◆ **Component data from apps and pages**
--*--

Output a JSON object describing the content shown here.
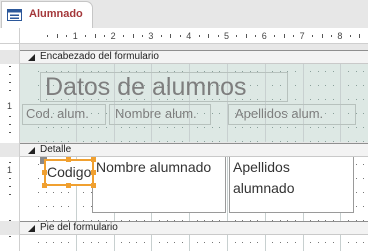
{
  "document_tab": {
    "title": "Alumnado",
    "icon": "form-icon"
  },
  "ruler": {
    "horizontal_numbers": [
      "1",
      "2",
      "3",
      "4",
      "5",
      "6",
      "7",
      "8",
      "9"
    ],
    "vertical_numbers": [
      "1",
      "1"
    ]
  },
  "sections": {
    "header": {
      "label": "Encabezado del formulario"
    },
    "detail": {
      "label": "Detalle"
    },
    "footer": {
      "label": "Pie del formulario"
    }
  },
  "header_controls": {
    "title": "Datos de alumnos",
    "col_codigo": "Cod. alum.",
    "col_nombre": "Nombre alum.",
    "col_apellidos": "Apellidos alum."
  },
  "detail_controls": {
    "codigo": "Codigo",
    "nombre": "Nombre alumnado",
    "apellidos": "Apellidos alumnado"
  },
  "colors": {
    "tab_text": "#a4373a",
    "header_background": "#dde8e4",
    "selection": "#f0a030"
  }
}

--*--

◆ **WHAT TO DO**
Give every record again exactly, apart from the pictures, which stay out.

◆ **OUTPUT FOR THIS TASK**
Output a JSON object describing the content shown here.
{
  "document_tab": {
    "title": "Alumnado",
    "icon": "form-icon"
  },
  "ruler": {
    "horizontal_numbers": [
      "1",
      "2",
      "3",
      "4",
      "5",
      "6",
      "7",
      "8",
      "9"
    ],
    "vertical_numbers": [
      "1",
      "1"
    ]
  },
  "sections": {
    "header": {
      "label": "Encabezado del formulario"
    },
    "detail": {
      "label": "Detalle"
    },
    "footer": {
      "label": "Pie del formulario"
    }
  },
  "header_controls": {
    "title": "Datos de alumnos",
    "col_codigo": "Cod. alum.",
    "col_nombre": "Nombre alum.",
    "col_apellidos": "Apellidos alum."
  },
  "detail_controls": {
    "codigo": "Codigo",
    "nombre": "Nombre alumnado",
    "apellidos": "Apellidos alumnado"
  },
  "colors": {
    "tab_text": "#a4373a",
    "header_background": "#dde8e4",
    "selection": "#f0a030"
  }
}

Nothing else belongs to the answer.